Specifically, the efficient recycling of plastic bottles in Finland is based on a deposit-refund system. By joining the system, the companies that place beverage packages on the market avoid the packing tax on beverage containers and fulfill their producer responsibility obligations. The recycling of car tyres also works efficiently based on producer responsibility.
“A tax imposed on single-use plastic products could reduce the use of these items, while at the same time increase demand for more sustainable solutions to replace these,” said an MoE report on the plastic roadmap for Finland.

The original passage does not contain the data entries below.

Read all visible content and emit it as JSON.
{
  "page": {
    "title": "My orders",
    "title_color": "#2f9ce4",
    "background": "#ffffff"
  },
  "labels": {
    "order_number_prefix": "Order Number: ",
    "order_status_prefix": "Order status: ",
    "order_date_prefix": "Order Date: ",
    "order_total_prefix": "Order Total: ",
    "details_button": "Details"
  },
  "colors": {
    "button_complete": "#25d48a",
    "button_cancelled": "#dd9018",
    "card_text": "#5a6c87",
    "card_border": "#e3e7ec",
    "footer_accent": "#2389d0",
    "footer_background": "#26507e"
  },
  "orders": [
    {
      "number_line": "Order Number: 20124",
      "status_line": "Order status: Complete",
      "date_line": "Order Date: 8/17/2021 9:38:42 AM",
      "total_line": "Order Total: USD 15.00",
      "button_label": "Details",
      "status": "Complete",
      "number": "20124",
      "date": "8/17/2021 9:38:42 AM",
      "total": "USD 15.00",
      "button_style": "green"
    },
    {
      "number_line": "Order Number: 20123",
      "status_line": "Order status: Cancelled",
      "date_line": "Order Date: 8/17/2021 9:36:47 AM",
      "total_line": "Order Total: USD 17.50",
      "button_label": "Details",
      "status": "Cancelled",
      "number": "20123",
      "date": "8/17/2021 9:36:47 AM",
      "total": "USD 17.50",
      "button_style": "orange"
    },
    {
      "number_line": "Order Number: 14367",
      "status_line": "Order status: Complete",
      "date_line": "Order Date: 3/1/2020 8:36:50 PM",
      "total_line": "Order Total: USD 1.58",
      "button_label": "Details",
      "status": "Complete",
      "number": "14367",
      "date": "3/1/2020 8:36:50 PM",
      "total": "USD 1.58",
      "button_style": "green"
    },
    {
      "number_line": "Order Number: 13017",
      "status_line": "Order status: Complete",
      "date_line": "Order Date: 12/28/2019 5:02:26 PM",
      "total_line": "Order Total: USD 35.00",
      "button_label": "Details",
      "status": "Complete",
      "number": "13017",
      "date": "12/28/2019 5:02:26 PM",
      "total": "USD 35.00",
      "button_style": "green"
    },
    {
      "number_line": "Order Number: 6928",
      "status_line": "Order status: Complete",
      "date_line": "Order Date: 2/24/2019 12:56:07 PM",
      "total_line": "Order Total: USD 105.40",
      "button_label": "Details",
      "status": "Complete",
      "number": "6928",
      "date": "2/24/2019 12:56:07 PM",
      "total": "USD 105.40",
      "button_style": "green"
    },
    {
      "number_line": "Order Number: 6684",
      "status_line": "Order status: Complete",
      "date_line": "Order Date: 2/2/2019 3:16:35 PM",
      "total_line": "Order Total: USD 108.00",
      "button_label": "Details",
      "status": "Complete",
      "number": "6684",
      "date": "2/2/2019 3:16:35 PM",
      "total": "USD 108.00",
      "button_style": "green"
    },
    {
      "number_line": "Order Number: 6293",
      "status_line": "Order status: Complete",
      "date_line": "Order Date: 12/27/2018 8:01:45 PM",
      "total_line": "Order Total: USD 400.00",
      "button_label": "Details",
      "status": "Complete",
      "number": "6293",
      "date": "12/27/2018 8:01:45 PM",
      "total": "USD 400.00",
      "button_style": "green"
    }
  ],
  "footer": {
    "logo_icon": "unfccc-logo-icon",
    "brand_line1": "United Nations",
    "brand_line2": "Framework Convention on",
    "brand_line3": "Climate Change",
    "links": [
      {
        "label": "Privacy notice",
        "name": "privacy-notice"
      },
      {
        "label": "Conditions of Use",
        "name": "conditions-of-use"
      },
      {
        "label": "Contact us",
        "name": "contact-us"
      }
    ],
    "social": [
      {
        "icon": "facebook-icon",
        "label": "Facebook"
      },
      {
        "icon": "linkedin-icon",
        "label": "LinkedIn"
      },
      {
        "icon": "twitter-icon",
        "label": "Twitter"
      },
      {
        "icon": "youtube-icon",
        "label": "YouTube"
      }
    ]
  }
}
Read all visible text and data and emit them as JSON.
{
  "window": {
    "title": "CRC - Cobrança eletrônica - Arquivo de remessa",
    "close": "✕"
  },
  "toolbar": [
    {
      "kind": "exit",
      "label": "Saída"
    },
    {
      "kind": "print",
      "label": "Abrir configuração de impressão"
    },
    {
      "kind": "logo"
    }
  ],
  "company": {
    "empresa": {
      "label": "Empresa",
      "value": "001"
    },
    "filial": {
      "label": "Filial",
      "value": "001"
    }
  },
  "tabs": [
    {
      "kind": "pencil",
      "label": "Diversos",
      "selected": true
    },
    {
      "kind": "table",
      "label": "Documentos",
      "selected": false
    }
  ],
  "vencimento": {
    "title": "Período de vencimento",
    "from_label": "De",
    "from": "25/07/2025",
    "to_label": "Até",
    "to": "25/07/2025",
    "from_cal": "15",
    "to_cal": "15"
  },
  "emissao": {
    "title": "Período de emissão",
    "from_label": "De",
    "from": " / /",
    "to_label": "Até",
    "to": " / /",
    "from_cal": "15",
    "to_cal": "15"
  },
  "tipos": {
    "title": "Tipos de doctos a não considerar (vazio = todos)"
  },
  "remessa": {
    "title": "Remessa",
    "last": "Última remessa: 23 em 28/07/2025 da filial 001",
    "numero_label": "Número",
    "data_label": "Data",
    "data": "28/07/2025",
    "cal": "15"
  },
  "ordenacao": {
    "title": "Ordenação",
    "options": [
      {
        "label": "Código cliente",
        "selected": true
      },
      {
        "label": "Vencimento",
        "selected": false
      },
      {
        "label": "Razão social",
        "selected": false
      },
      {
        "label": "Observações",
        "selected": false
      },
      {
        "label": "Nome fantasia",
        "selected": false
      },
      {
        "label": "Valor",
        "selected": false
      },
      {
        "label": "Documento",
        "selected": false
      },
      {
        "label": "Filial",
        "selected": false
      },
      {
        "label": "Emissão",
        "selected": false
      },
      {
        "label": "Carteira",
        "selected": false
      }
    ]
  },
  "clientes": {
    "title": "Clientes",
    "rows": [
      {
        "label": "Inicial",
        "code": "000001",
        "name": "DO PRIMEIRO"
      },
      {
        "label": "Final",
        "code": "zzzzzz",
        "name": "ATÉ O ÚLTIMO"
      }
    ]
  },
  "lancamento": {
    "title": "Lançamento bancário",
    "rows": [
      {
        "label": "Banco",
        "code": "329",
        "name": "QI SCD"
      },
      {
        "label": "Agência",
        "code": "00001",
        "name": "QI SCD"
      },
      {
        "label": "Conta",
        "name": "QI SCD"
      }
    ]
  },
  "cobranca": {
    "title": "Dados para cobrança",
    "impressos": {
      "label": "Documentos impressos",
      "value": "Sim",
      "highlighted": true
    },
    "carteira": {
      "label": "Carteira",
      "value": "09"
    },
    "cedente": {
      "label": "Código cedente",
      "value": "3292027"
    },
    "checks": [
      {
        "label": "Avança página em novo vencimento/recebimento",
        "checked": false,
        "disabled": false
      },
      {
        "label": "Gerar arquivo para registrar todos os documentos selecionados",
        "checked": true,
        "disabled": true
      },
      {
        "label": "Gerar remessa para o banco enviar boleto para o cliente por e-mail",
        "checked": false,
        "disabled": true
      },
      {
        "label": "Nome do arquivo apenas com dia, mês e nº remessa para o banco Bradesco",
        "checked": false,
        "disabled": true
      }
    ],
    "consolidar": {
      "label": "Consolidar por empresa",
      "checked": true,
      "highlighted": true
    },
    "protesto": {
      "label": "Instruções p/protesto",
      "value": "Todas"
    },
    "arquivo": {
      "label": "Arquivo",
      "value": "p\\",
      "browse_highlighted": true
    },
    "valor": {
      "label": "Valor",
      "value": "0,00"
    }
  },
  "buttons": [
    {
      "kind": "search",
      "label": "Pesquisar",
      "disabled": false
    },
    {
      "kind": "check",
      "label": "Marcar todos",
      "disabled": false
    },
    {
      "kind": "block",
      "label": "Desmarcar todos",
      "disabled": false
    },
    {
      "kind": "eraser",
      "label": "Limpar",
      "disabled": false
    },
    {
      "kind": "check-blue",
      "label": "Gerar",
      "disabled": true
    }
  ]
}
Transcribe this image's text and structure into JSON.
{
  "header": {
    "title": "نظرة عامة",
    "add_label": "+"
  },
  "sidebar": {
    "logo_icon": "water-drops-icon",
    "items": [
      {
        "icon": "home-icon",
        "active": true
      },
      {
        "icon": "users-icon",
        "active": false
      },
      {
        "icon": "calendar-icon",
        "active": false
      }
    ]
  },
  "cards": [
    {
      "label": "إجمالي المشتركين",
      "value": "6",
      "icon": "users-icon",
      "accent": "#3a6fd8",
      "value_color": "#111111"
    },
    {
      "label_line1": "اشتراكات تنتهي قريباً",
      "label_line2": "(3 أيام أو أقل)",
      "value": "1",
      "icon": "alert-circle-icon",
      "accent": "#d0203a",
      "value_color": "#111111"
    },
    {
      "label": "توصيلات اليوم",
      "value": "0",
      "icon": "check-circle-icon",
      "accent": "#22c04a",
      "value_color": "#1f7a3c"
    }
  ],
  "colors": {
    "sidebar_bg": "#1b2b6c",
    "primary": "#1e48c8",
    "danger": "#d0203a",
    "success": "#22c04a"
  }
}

The UK government is about to introduce a tax on several disposable plastic products such as bottles and takeaway packages, with an aim to boost the transition from traditional fossil plastics to recycled and replacing materials.
A tax targeted at certain plastic products could serve as an alternative to expanding the producer responsibility system, as proposed by the European Commission.
“Financial incentives can also be used to improve conditions for the recycling of plastics by adjusting the relative prices of raw materials and recycled plastics,” said the report.
However, it noted that when considering the use of taxes and other financial steering instruments, careful and thorough consideration is required as to what the objectives are, what are the most feasible and cost-effective means to reach them, and what kind of impact they will have. Overlapping measures and regulations should be avoided.
For Finnish companies like Sulapac Ltd., responsibility to the environment is always taken into account in business. And the aforesaid financial instruments are also needed to encourage companies to do business as well as curb environmental pollution.
“The attitude of businesses and consumers is finally playing a very important role in the protection of our environment,” said Antikainen from the Finnish Environment Institute.